▶ PROBLEM DETAILS: Could you give the number of lines in the entries below that contain the word "支付结算司"? Only the number is wanted.

▶ DATA FOR THIS EXERCISE:
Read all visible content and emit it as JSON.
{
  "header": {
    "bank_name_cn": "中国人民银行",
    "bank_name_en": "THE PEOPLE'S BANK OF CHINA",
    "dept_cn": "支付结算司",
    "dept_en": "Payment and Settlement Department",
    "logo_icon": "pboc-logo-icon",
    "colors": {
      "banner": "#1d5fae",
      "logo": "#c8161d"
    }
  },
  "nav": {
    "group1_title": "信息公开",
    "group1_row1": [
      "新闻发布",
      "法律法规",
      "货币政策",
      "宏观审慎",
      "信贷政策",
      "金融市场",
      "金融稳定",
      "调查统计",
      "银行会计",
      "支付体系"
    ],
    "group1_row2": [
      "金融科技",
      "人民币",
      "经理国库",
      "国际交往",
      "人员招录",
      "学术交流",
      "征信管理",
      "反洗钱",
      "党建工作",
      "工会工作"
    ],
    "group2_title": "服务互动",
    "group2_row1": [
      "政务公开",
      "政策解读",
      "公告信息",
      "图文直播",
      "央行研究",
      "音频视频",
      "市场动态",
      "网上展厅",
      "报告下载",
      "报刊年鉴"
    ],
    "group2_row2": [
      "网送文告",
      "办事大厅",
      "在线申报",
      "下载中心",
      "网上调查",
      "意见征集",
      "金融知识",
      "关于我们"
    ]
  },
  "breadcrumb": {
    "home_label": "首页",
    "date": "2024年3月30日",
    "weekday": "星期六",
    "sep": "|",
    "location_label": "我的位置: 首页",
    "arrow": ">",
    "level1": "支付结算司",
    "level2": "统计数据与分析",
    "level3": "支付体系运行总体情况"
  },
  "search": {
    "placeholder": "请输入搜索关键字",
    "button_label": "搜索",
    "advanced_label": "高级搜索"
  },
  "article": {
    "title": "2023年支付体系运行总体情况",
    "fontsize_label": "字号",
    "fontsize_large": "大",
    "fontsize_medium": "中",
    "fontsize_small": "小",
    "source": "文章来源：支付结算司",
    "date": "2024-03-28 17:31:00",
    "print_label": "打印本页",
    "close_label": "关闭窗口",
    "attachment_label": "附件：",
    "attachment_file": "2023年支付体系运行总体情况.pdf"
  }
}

▶ EXERCISE SOLUTION: 3